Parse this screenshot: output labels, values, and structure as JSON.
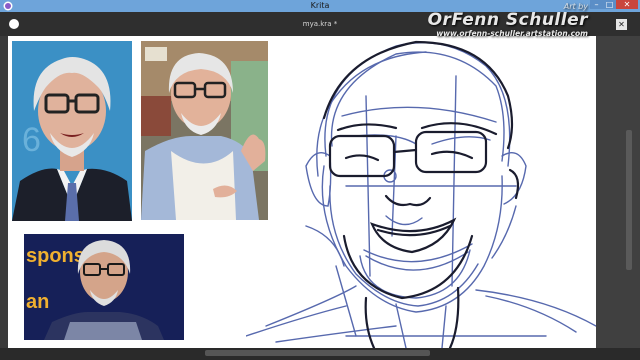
{
  "window": {
    "title": "Krita",
    "min_glyph": "–",
    "max_glyph": "□",
    "close_glyph": "✕"
  },
  "document": {
    "title": "mya.kra *",
    "close_glyph": "✕"
  },
  "watermark": {
    "label": "Art by",
    "name": "OrFenn Schuller",
    "url": "www.orfenn-schuller.artstation.com"
  },
  "photo3": {
    "banner_text": "spons ' Ch"
  },
  "colors": {
    "titlebar": "#6ea4da",
    "canvas": "#ffffff",
    "sketch_stroke": "#3a4fa0",
    "ink_stroke": "#1a1c2e",
    "close_button": "#c9463d"
  }
}
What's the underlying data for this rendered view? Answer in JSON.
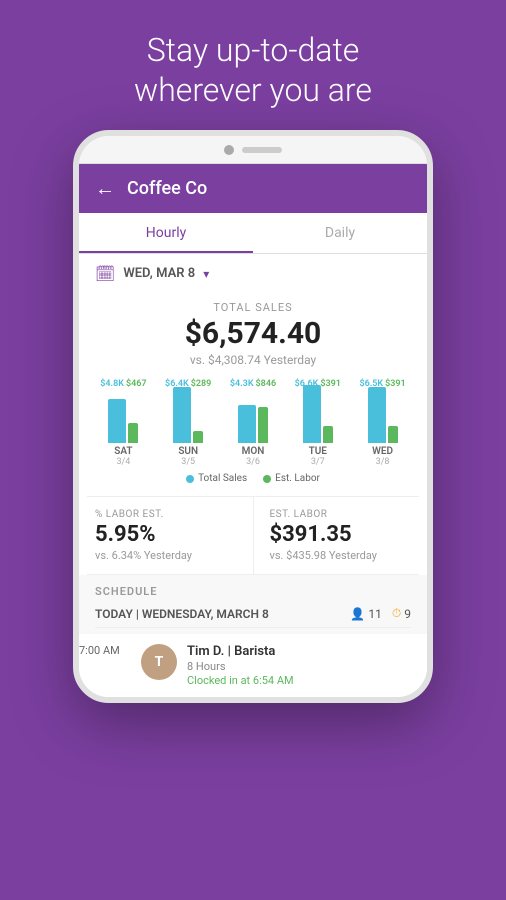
{
  "headline": {
    "line1": "Stay up-to-date",
    "line2": "wherever you are"
  },
  "app": {
    "back_label": "←",
    "title": "Coffee Co"
  },
  "tabs": [
    {
      "label": "Hourly",
      "active": true
    },
    {
      "label": "Daily",
      "active": false
    }
  ],
  "date_row": {
    "date": "WED, MAR 8",
    "icon": "📅"
  },
  "sales": {
    "label": "TOTAL SALES",
    "value": "$6,574.40",
    "vs": "vs. $4,308.74 Yesterday"
  },
  "chart": {
    "bars": [
      {
        "day": "SAT",
        "date": "3/4",
        "top_blue": "$4.8K",
        "top_green": "$467",
        "height_blue": 44,
        "height_green": 20
      },
      {
        "day": "SUN",
        "date": "3/5",
        "top_blue": "$6.4K",
        "top_green": "$289",
        "height_blue": 56,
        "height_green": 12
      },
      {
        "day": "MON",
        "date": "3/6",
        "top_blue": "$4.3K",
        "top_green": "$846",
        "height_blue": 38,
        "height_green": 36
      },
      {
        "day": "TUE",
        "date": "3/7",
        "top_blue": "$6.6K",
        "top_green": "$391",
        "height_blue": 58,
        "height_green": 17
      },
      {
        "day": "WED",
        "date": "3/8",
        "top_blue": "$6.5K",
        "top_green": "$391",
        "height_blue": 56,
        "height_green": 17
      }
    ],
    "legend": {
      "total_sales": "Total Sales",
      "est_labor": "Est. Labor"
    }
  },
  "metrics": [
    {
      "label": "% LABOR EST.",
      "value": "5.95%",
      "vs": "vs. 6.34% Yesterday"
    },
    {
      "label": "EST. LABOR",
      "value": "$391.35",
      "vs": "vs. $435.98 Yesterday"
    }
  ],
  "schedule": {
    "title": "SCHEDULE",
    "date_label": "TODAY | WEDNESDAY, MARCH 8",
    "people_count": "11",
    "clock_count": "9",
    "entries": [
      {
        "time": "7:00 AM",
        "name": "Tim D.",
        "role": "Barista",
        "duration": "8 Hours",
        "status": "Clocked in at 6:54 AM",
        "avatar_initials": "T"
      }
    ]
  }
}
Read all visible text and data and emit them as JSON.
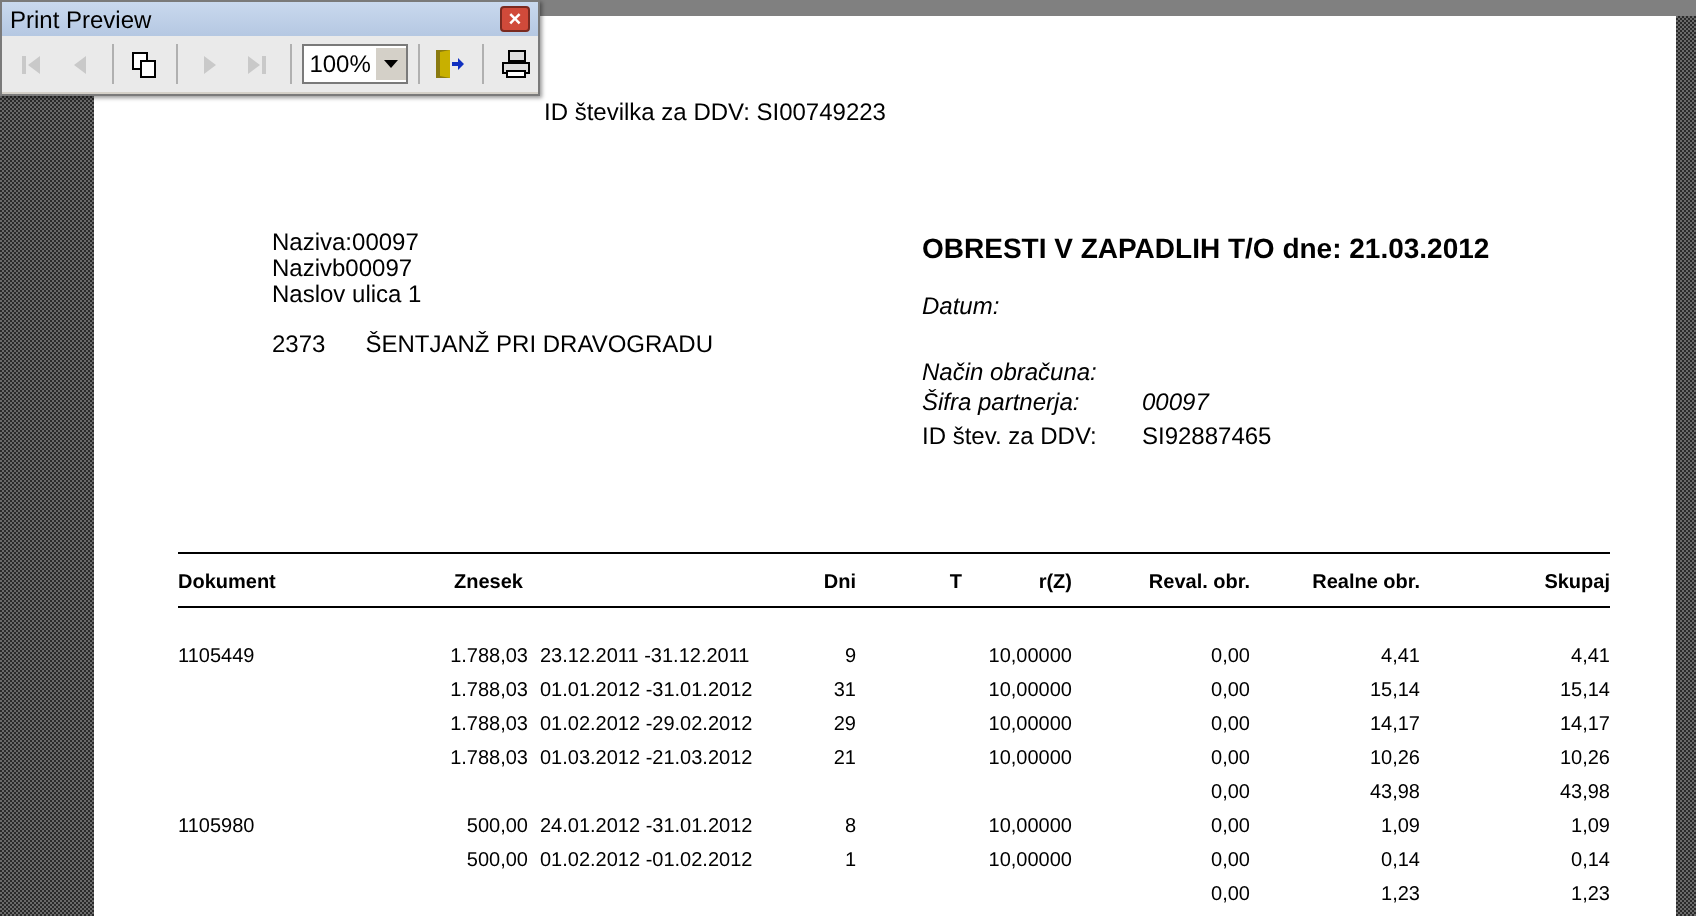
{
  "toolbar_window": {
    "title": "Print Preview",
    "close": "×",
    "tools": [
      {
        "kind": "first",
        "disabled": true
      },
      {
        "kind": "prev",
        "disabled": true
      },
      {
        "kind": "pages",
        "disabled": false
      },
      {
        "kind": "next",
        "disabled": true
      },
      {
        "kind": "last",
        "disabled": true
      },
      {
        "kind": "zoom",
        "value": "100%"
      },
      {
        "kind": "exit",
        "disabled": false
      },
      {
        "kind": "print",
        "disabled": false
      }
    ]
  },
  "report": {
    "id_line": "ID številka za DDV: SI00749223",
    "address": [
      "Naziva:00097",
      "Nazivb00097",
      "Naslov ulica 1"
    ],
    "post_code": "2373",
    "city": "ŠENTJANŽ PRI DRAVOGRADU",
    "title": "OBRESTI V ZAPADLIH T/O dne: 21.03.2012",
    "date_label": "Datum:",
    "method_label": "Način obračuna:",
    "partner_label": "Šifra partnerja:",
    "partner_value": "00097",
    "vat_label": "ID štev. za DDV:",
    "vat_value": "SI92887465"
  },
  "table": {
    "columns": [
      "Dokument",
      "Znesek",
      "",
      "Dni",
      "T",
      "r(Z)",
      "Reval. obr.",
      "Realne obr.",
      "Skupaj"
    ],
    "rows": [
      {
        "cells": [
          "1105449",
          "1.788,03",
          "23.12.2011 -31.12.2011",
          "9",
          "",
          "10,00000",
          "0,00",
          "4,41",
          "4,41"
        ]
      },
      {
        "cells": [
          "",
          "1.788,03",
          "01.01.2012 -31.01.2012",
          "31",
          "",
          "10,00000",
          "0,00",
          "15,14",
          "15,14"
        ]
      },
      {
        "cells": [
          "",
          "1.788,03",
          "01.02.2012 -29.02.2012",
          "29",
          "",
          "10,00000",
          "0,00",
          "14,17",
          "14,17"
        ]
      },
      {
        "cells": [
          "",
          "1.788,03",
          "01.03.2012 -21.03.2012",
          "21",
          "",
          "10,00000",
          "0,00",
          "10,26",
          "10,26"
        ]
      },
      {
        "cells": [
          "",
          "",
          "",
          "",
          "",
          "",
          "0,00",
          "43,98",
          "43,98"
        ]
      },
      {
        "cells": [
          "1105980",
          "500,00",
          "24.01.2012 -31.01.2012",
          "8",
          "",
          "10,00000",
          "0,00",
          "1,09",
          "1,09"
        ]
      },
      {
        "cells": [
          "",
          "500,00",
          "01.02.2012 -01.02.2012",
          "1",
          "",
          "10,00000",
          "0,00",
          "0,14",
          "0,14"
        ]
      },
      {
        "cells": [
          "",
          "",
          "",
          "",
          "",
          "",
          "0,00",
          "1,23",
          "1,23"
        ]
      }
    ]
  }
}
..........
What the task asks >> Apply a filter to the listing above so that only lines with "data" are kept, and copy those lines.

Task response >>
What's the underlying data for this rendered view? Answer in JSON.
Read all visible text and data and emit them as JSON.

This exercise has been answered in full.